__What is expected__
Output the entries underneath exactly as they are.

__Dataset entries__
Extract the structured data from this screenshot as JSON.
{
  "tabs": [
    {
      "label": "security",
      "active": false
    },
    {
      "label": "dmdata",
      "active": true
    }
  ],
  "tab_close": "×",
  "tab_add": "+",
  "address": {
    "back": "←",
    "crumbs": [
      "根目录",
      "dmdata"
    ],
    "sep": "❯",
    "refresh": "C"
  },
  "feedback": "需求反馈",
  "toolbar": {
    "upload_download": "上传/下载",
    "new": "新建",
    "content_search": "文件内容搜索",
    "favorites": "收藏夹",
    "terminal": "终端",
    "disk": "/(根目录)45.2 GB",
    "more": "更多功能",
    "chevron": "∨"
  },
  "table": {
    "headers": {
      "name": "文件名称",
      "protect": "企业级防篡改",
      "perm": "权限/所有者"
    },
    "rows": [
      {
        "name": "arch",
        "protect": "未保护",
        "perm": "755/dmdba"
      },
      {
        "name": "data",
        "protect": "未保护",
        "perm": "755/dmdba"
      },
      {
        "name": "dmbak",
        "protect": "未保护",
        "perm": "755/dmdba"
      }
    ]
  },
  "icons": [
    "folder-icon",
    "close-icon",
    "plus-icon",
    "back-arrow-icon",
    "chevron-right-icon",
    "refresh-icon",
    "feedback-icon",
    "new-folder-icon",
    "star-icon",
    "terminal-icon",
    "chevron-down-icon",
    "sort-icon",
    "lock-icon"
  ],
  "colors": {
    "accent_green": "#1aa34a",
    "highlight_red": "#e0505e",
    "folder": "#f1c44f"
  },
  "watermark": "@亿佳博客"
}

__Reply to the exercise__
Extract the structured data from this screenshot as JSON.
{
  "tabs": [
    {
      "label": "security",
      "active": false
    },
    {
      "label": "dmdata",
      "active": true
    }
  ],
  "tab_close": "×",
  "tab_add": "+",
  "address": {
    "back": "←",
    "crumbs": [
      "根目录",
      "dmdata"
    ],
    "sep": "❯",
    "refresh": "C"
  },
  "feedback": "需求反馈",
  "toolbar": {
    "upload_download": "上传/下载",
    "new": "新建",
    "content_search": "文件内容搜索",
    "favorites": "收藏夹",
    "terminal": "终端",
    "disk": "/(根目录)45.2 GB",
    "more": "更多功能",
    "chevron": "∨"
  },
  "table": {
    "headers": {
      "name": "文件名称",
      "protect": "企业级防篡改",
      "perm": "权限/所有者"
    },
    "rows": [
      {
        "name": "arch",
        "protect": "未保护",
        "perm": "755/dmdba"
      },
      {
        "name": "data",
        "protect": "未保护",
        "perm": "755/dmdba"
      },
      {
        "name": "dmbak",
        "protect": "未保护",
        "perm": "755/dmdba"
      }
    ]
  },
  "icons": [
    "folder-icon",
    "close-icon",
    "plus-icon",
    "back-arrow-icon",
    "chevron-right-icon",
    "refresh-icon",
    "feedback-icon",
    "new-folder-icon",
    "star-icon",
    "terminal-icon",
    "chevron-down-icon",
    "sort-icon",
    "lock-icon"
  ],
  "colors": {
    "accent_green": "#1aa34a",
    "highlight_red": "#e0505e",
    "folder": "#f1c44f"
  },
  "watermark": "@亿佳博客"
}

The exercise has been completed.